Scan the material and copy out each line where the word "creator" occurs.

:: Data provided ::

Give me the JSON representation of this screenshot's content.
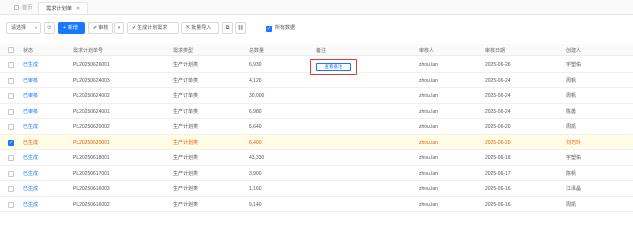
{
  "tabs": {
    "home": "首页",
    "current": "需求计划单"
  },
  "toolbar": {
    "select_value": "请选择",
    "new_label": "新增",
    "audit_label": "审核",
    "generate_label": "生成计划需求",
    "import_label": "批量导入",
    "show_all_label": "所有数据"
  },
  "table": {
    "headers": {
      "status": "状态",
      "no": "需求计划单号",
      "type": "需求类型",
      "qty": "总数量",
      "memo": "备注",
      "auditor": "审核人",
      "audit_date": "审核日期",
      "creator": "创建人"
    },
    "rows": [
      {
        "status": "已生成",
        "no": "PL20250626001",
        "type": "生产计划类",
        "qty": "6,930",
        "memo": "",
        "auditor": "zhou.lan",
        "date": "2025-06-26",
        "creator": "宇塑佑"
      },
      {
        "status": "已审核",
        "no": "PL20250624003",
        "type": "生产订单类",
        "qty": "4,120",
        "memo": "",
        "auditor": "zhou.lan",
        "date": "2025-06-24",
        "creator": "周帆"
      },
      {
        "status": "已审核",
        "no": "PL20250624002",
        "type": "生产订单类",
        "qty": "30,000",
        "memo": "",
        "auditor": "zhou.lan",
        "date": "2025-06-24",
        "creator": "周帆"
      },
      {
        "status": "已审核",
        "no": "PL20250624001",
        "type": "生产订单类",
        "qty": "6,980",
        "memo": "",
        "auditor": "zhou.lan",
        "date": "2025-06-24",
        "creator": "陈勇"
      },
      {
        "status": "已生成",
        "no": "PL20250620002",
        "type": "生产计划类",
        "qty": "5,640",
        "memo": "",
        "auditor": "zhou.lan",
        "date": "2025-06-20",
        "creator": "周凯"
      },
      {
        "status": "已生成",
        "no": "PL20250620001",
        "type": "生产计划类",
        "qty": "6,400",
        "memo": "",
        "auditor": "zhou.lan",
        "date": "2025-06-20",
        "creator": "刘巧玲"
      },
      {
        "status": "已生成",
        "no": "PL20250618001",
        "type": "生产计划类",
        "qty": "43,330",
        "memo": "",
        "auditor": "zhou.lan",
        "date": "2025-06-18",
        "creator": "宇塑佑"
      },
      {
        "status": "已生成",
        "no": "PL20250617001",
        "type": "生产计划类",
        "qty": "3,900",
        "memo": "",
        "auditor": "zhou.lan",
        "date": "2025-06-17",
        "creator": "陈帆"
      },
      {
        "status": "已生成",
        "no": "PL20250616003",
        "type": "生产计划类",
        "qty": "1,160",
        "memo": "",
        "auditor": "zhou.lan",
        "date": "2025-06-16",
        "creator": "江泽晶"
      },
      {
        "status": "已生成",
        "no": "PL20250616002",
        "type": "生产计划类",
        "qty": "9,140",
        "memo": "",
        "auditor": "zhou.lan",
        "date": "2025-06-16",
        "creator": "周凯"
      }
    ]
  },
  "memo_button": {
    "label": "查看备注"
  },
  "colors": {
    "primary": "#1677ff",
    "selected_row_bg": "#fffde6",
    "selected_text": "#e8590c",
    "highlight_border": "#e53935"
  },
  "selected_row_index": 5
}
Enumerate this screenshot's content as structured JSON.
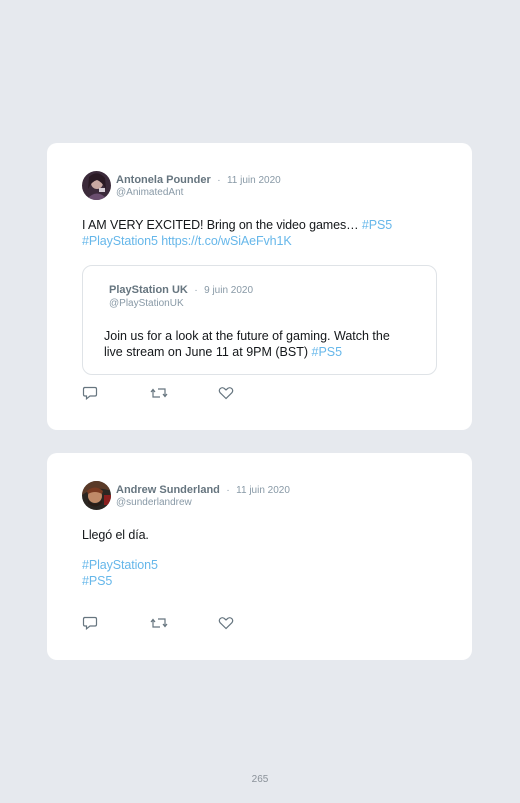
{
  "tweets": [
    {
      "author": "Antonela Pounder",
      "separator": "·",
      "date": "11 juin 2020",
      "handle": "@AnimatedAnt",
      "text_lines": [
        {
          "plain": "I AM VERY EXCITED! Bring on the video games… ",
          "link": "#PS5"
        },
        {
          "plain": "",
          "link": "#PlayStation5 https://t.co/wSiAeFvh1K"
        }
      ],
      "quoted": {
        "author": "PlayStation UK",
        "separator": "·",
        "date": "9 juin 2020",
        "handle": "@PlayStationUK",
        "line1": "Join us for a look at the future of gaming. Watch the",
        "line2_plain": "live stream on June 11 at 9PM (BST) ",
        "line2_link": "#PS5"
      },
      "actions": [
        "reply-icon",
        "retweet-icon",
        "like-icon"
      ]
    },
    {
      "author": "Andrew Sunderland",
      "separator": "·",
      "date": "11 juin 2020",
      "handle": "@sunderlandrew",
      "text": "Llegó el día.",
      "hashtags": [
        "#PlayStation5",
        "#PS5"
      ],
      "actions": [
        "reply-icon",
        "retweet-icon",
        "like-icon"
      ]
    }
  ],
  "page_number": "265",
  "colors": {
    "background": "#e6e9ee",
    "card": "#ffffff",
    "link": "#66b7ea",
    "muted": "#8899a6",
    "name": "#66757f"
  }
}
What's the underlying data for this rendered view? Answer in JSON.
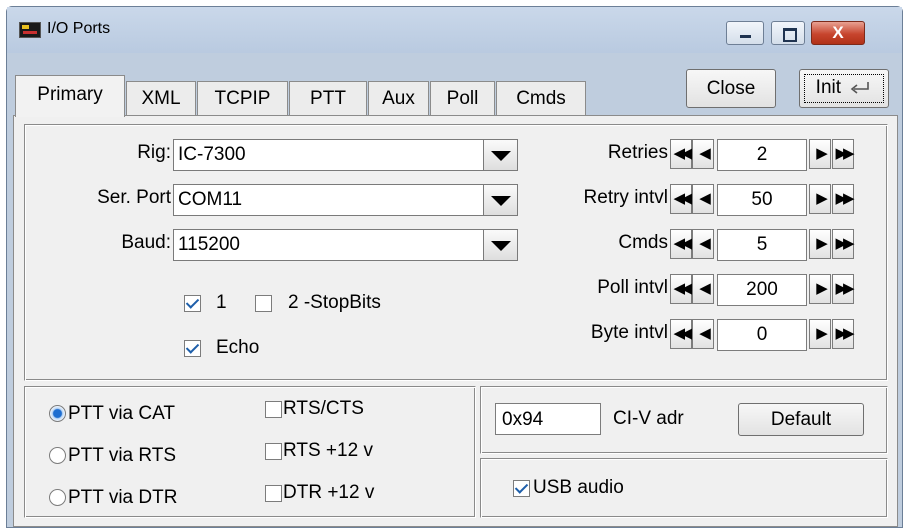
{
  "window": {
    "title": "I/O Ports",
    "caption_buttons": [
      "minimize-icon",
      "maximize-icon",
      "close-icon"
    ],
    "close_glyph": "X"
  },
  "tabs": [
    {
      "label": "Primary",
      "active": true
    },
    {
      "label": "XML"
    },
    {
      "label": "TCPIP"
    },
    {
      "label": "PTT"
    },
    {
      "label": "Aux"
    },
    {
      "label": "Poll"
    },
    {
      "label": "Cmds"
    }
  ],
  "buttons": {
    "close": "Close",
    "init": "Init",
    "init_icon": "enter-arrow-icon",
    "default": "Default"
  },
  "serial": {
    "rig_label": "Rig:",
    "rig_value": "IC-7300",
    "port_label": "Ser. Port",
    "port_value": "COM11",
    "baud_label": "Baud:",
    "baud_value": "115200",
    "stopbits_1": "1",
    "stopbits_1_checked": true,
    "stopbits_2": "2 -StopBits",
    "stopbits_2_checked": false,
    "echo": "Echo",
    "echo_checked": true
  },
  "spinners": [
    {
      "label": "Retries",
      "value": "2"
    },
    {
      "label": "Retry intvl",
      "value": "50"
    },
    {
      "label": "Cmds",
      "value": "5"
    },
    {
      "label": "Poll intvl",
      "value": "200"
    },
    {
      "label": "Byte intvl",
      "value": "0"
    }
  ],
  "spin_glyphs": {
    "first": "◀◀",
    "prev": "◀",
    "next": "▶",
    "last": "▶▶"
  },
  "ptt": {
    "via_cat": "PTT via CAT",
    "via_rts": "PTT via RTS",
    "via_dtr": "PTT via DTR",
    "selected": "via_cat",
    "rts_cts": "RTS/CTS",
    "rts_12v": "RTS +12 v",
    "dtr_12v": "DTR +12 v"
  },
  "civ": {
    "address": "0x94",
    "label": "CI-V adr"
  },
  "usb_audio": {
    "label": "USB audio",
    "checked": true
  },
  "colors": {
    "window_frame": "#bfcdde",
    "panel_bg": "#f0f0f0",
    "close_button": "#c7452e",
    "check_accent": "#1e5faa"
  }
}
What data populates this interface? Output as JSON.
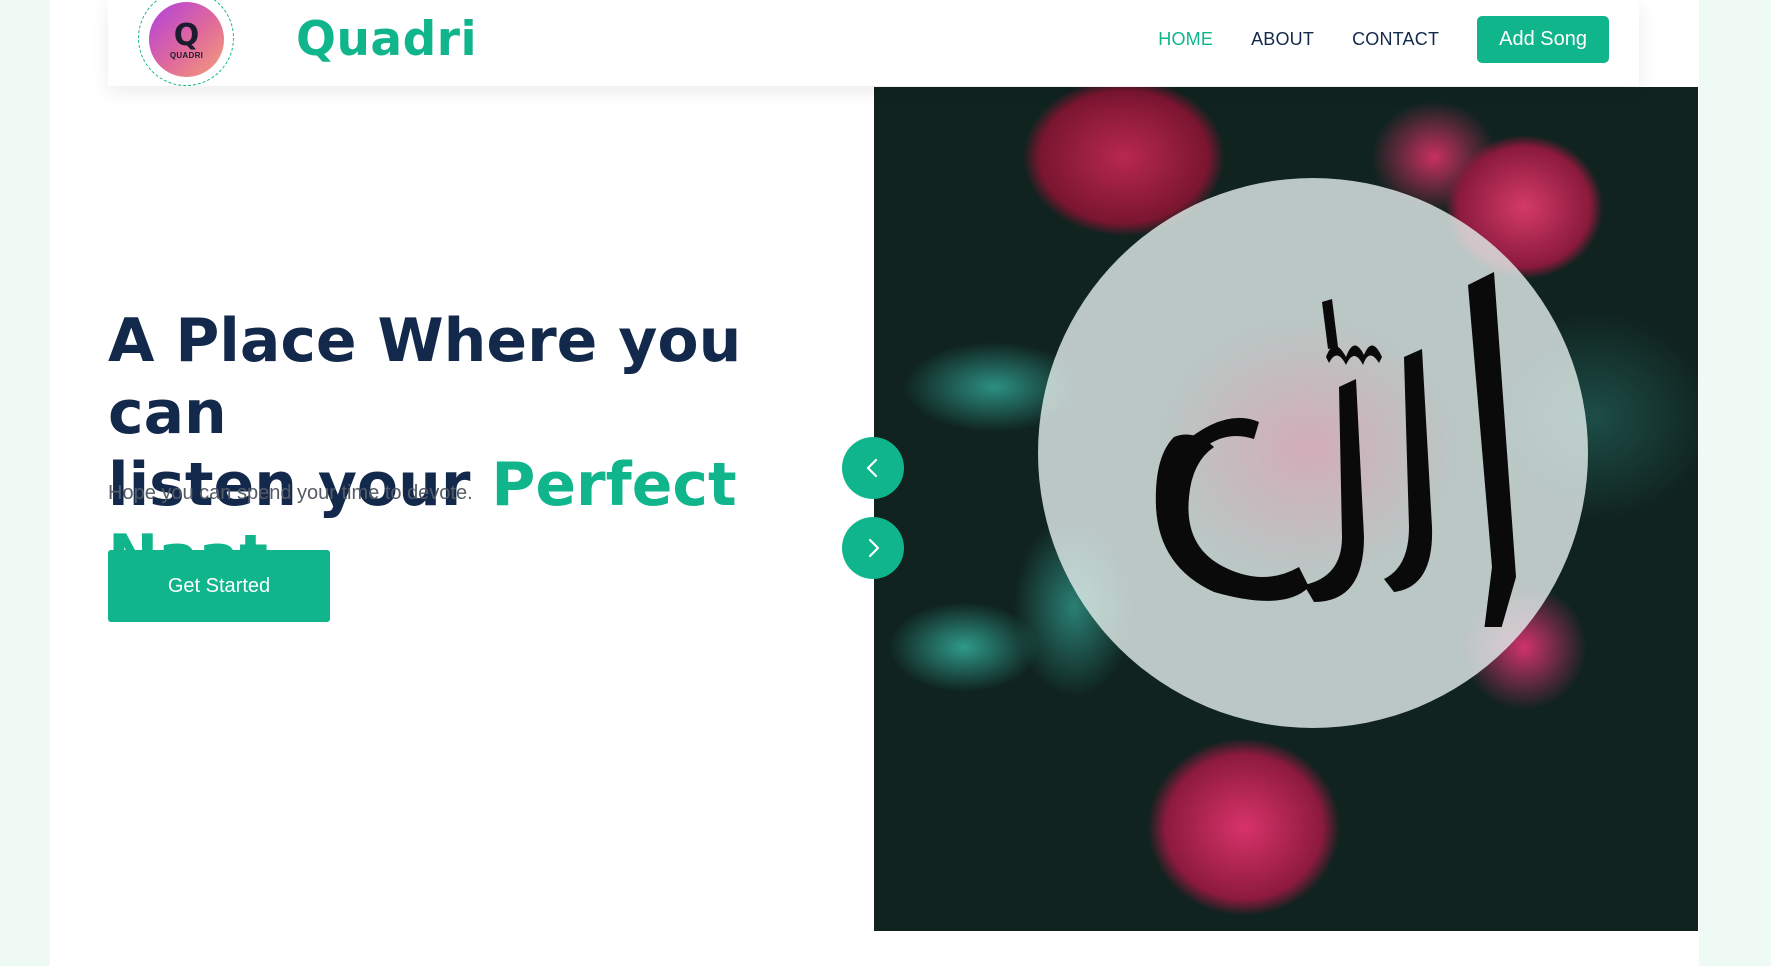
{
  "header": {
    "logo_text": "QUADRI",
    "brand": "Quadri",
    "nav": [
      {
        "label": "HOME",
        "active": true
      },
      {
        "label": "ABOUT",
        "active": false
      },
      {
        "label": "CONTACT",
        "active": false
      }
    ],
    "add_button": "Add Song"
  },
  "hero": {
    "title_line1": "A Place Where you can",
    "title_line2": "listen your ",
    "title_accent": "Perfect Naat",
    "subtitle": "Hope you can spend your time to devote.",
    "cta_label": "Get Started"
  },
  "slider": {
    "prev_icon": "chevron-left-icon",
    "next_icon": "chevron-right-icon"
  },
  "colors": {
    "accent": "#10b58c",
    "heading": "#13294b",
    "page_background": "#f0faf4"
  }
}
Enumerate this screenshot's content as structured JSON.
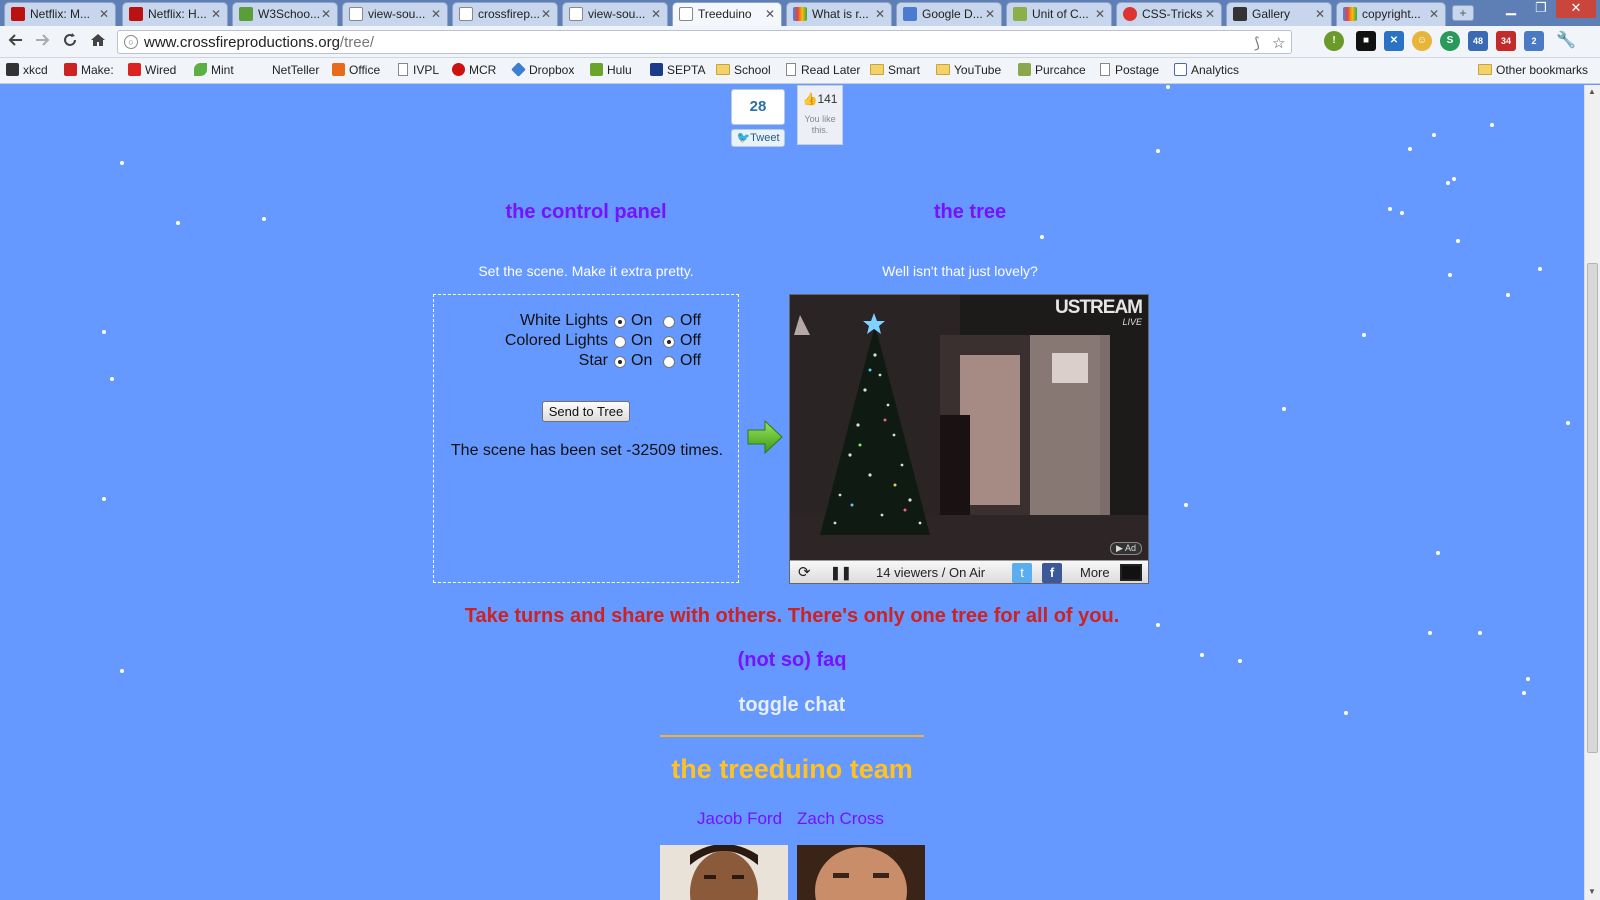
{
  "browser": {
    "tabs": [
      {
        "title": "Netflix: M...",
        "active": false,
        "icon": "netflix-icon"
      },
      {
        "title": "Netflix: H...",
        "active": false,
        "icon": "netflix-icon"
      },
      {
        "title": "W3Schoo...",
        "active": false,
        "icon": "w3schools-icon"
      },
      {
        "title": "view-sou...",
        "active": false,
        "icon": "page-icon"
      },
      {
        "title": "crossfirep...",
        "active": false,
        "icon": "page-icon"
      },
      {
        "title": "view-sou...",
        "active": false,
        "icon": "page-icon"
      },
      {
        "title": "Treeduino",
        "active": true,
        "icon": "page-icon"
      },
      {
        "title": "What is r...",
        "active": false,
        "icon": "google-icon"
      },
      {
        "title": "Google D...",
        "active": false,
        "icon": "google-docs-icon"
      },
      {
        "title": "Unit of C...",
        "active": false,
        "icon": "doc-icon"
      },
      {
        "title": "CSS-Tricks",
        "active": false,
        "icon": "css-tricks-icon"
      },
      {
        "title": "Gallery",
        "active": false,
        "icon": "zenfolio-icon"
      },
      {
        "title": "copyright...",
        "active": false,
        "icon": "google-icon"
      }
    ],
    "url": {
      "host": "www.crossfireproductions.org",
      "path": "/tree/"
    },
    "extensions": {
      "gmail_badge": "48",
      "mail_badge": "34",
      "ext_badge": "2"
    },
    "bookmarks": [
      {
        "label": "xkcd",
        "icon": "xkcd-icon"
      },
      {
        "label": "Make:",
        "icon": "make-icon"
      },
      {
        "label": "Wired",
        "icon": "wired-icon"
      },
      {
        "label": "Mint",
        "icon": "mint-icon"
      },
      {
        "label": "NetTeller",
        "icon": "netteller-icon"
      },
      {
        "label": "Office",
        "icon": "office-icon"
      },
      {
        "label": "IVPL",
        "icon": "page-icon"
      },
      {
        "label": "MCR",
        "icon": "mcr-icon"
      },
      {
        "label": "Dropbox",
        "icon": "dropbox-icon"
      },
      {
        "label": "Hulu",
        "icon": "hulu-icon"
      },
      {
        "label": "SEPTA",
        "icon": "septa-icon"
      },
      {
        "label": "School",
        "icon": "folder-icon"
      },
      {
        "label": "Read Later",
        "icon": "page-icon"
      },
      {
        "label": "Smart",
        "icon": "folder-icon"
      },
      {
        "label": "YouTube",
        "icon": "folder-icon"
      },
      {
        "label": "Purcahce",
        "icon": "purchase-icon"
      },
      {
        "label": "Postage",
        "icon": "page-icon"
      },
      {
        "label": "Analytics",
        "icon": "analytics-icon"
      }
    ],
    "other_bookmarks": "Other bookmarks"
  },
  "social": {
    "tweet_count": "28",
    "tweet_label": "Tweet",
    "like_count": "141",
    "like_text": "You like this."
  },
  "control_panel": {
    "heading": "the control panel",
    "subtitle": "Set the scene. Make it extra pretty.",
    "options": [
      {
        "label": "White Lights",
        "on_label": "On",
        "off_label": "Off",
        "selected": "on"
      },
      {
        "label": "Colored Lights",
        "on_label": "On",
        "off_label": "Off",
        "selected": "off"
      },
      {
        "label": "Star",
        "on_label": "On",
        "off_label": "Off",
        "selected": "on"
      }
    ],
    "send_button": "Send to Tree",
    "count_text": "The scene has been set -32509 times."
  },
  "tree": {
    "heading": "the tree",
    "subtitle": "Well isn't that just lovely?",
    "player": {
      "brand": "USTREAM",
      "brand_sub": "LIVE",
      "ad_label": "Ad",
      "viewers": "14 viewers / On Air",
      "more_label": "More"
    }
  },
  "footer": {
    "share_text": "Take turns and share with others. There's only one tree for all of you.",
    "faq_link": "(not so) faq",
    "toggle_chat": "toggle chat",
    "team_heading": "the treeduino team",
    "members": [
      "Jacob Ford",
      "Zach Cross"
    ]
  },
  "colors": {
    "page_background": "#6699ff",
    "heading_purple": "#7711ff",
    "share_red": "#cc2222",
    "team_gold": "#ffc225"
  }
}
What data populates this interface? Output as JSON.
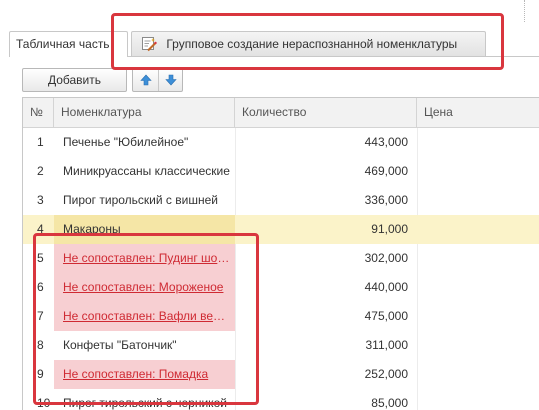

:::

__Response to the task__.
      "creator": "创建人"
        "creator": "宇塑佑"
        "creator": "周帆"
        "creator": "周帆"
        "creator": "陈勇"
        "creator": "周凯"
        "creator": "刘巧玲"
        "creator": "宇塑佑"
        "creator": "陈帆"
        "creator": "江泽晶"
        "creator": "周凯"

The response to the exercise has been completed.